* **Exercise**:
A complete answer lists every line of the entries below where the string "text" appears.

Collected data:
________________

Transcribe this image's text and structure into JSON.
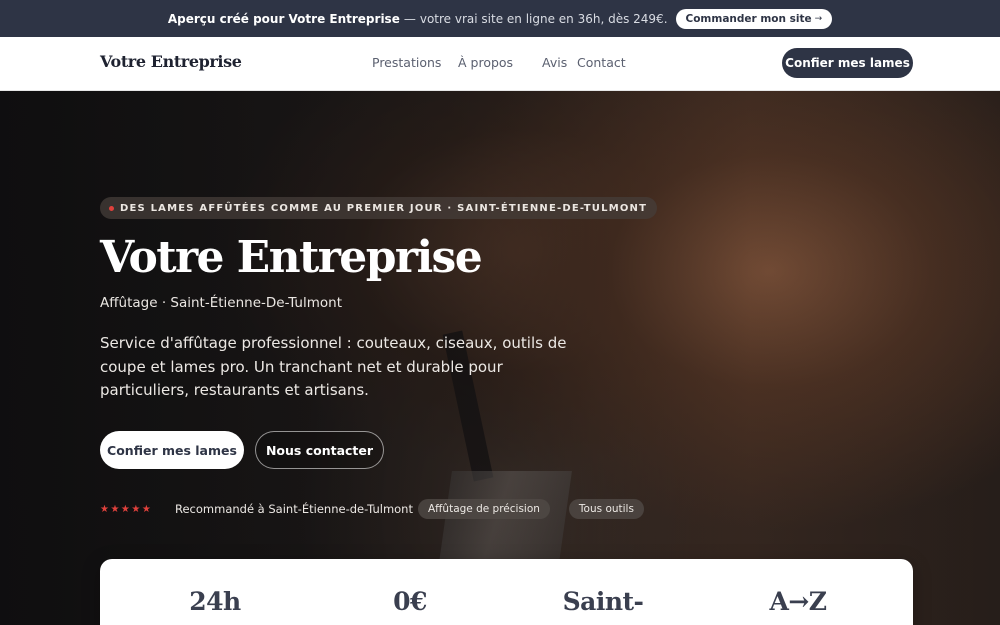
{
  "promo": {
    "bold": "Aperçu créé pour Votre Entreprise",
    "text": "votre vrai site en ligne en 36h, dès 249€.",
    "button": "Commander mon site",
    "button_arrow": "→"
  },
  "nav": {
    "brand": "Votre Entreprise",
    "items": [
      "Prestations",
      "À propos",
      "Avis",
      "Contact"
    ],
    "cta": "Confier mes lames"
  },
  "hero": {
    "eyebrow": "DES LAMES AFFÛTÉES COMME AU PREMIER JOUR · SAINT-ÉTIENNE-DE-TULMONT",
    "title": "Votre Entreprise",
    "subtitle": "Affûtage · Saint-Étienne-De-Tulmont",
    "description": "Service d'affûtage professionnel : couteaux, ciseaux, outils de coupe et lames pro. Un tranchant net et durable pour particuliers, restaurants et artisans.",
    "primary_button": "Confier mes lames",
    "secondary_button": "Nous contacter",
    "stars": "★★★★★",
    "recommendation": "Recommandé à Saint-Étienne-de-Tulmont",
    "chips": [
      "Affûtage de précision",
      "Tous outils"
    ]
  },
  "stats": [
    "24h",
    "0€",
    "Saint-",
    "A→Z"
  ],
  "colors": {
    "accent": "#2e3445",
    "star": "#e0413c"
  }
}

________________

* **Written response**:
Transcribe this image's text and structure into JSON.
    "text": "votre vrai site en ligne en 36h, dès 249€.",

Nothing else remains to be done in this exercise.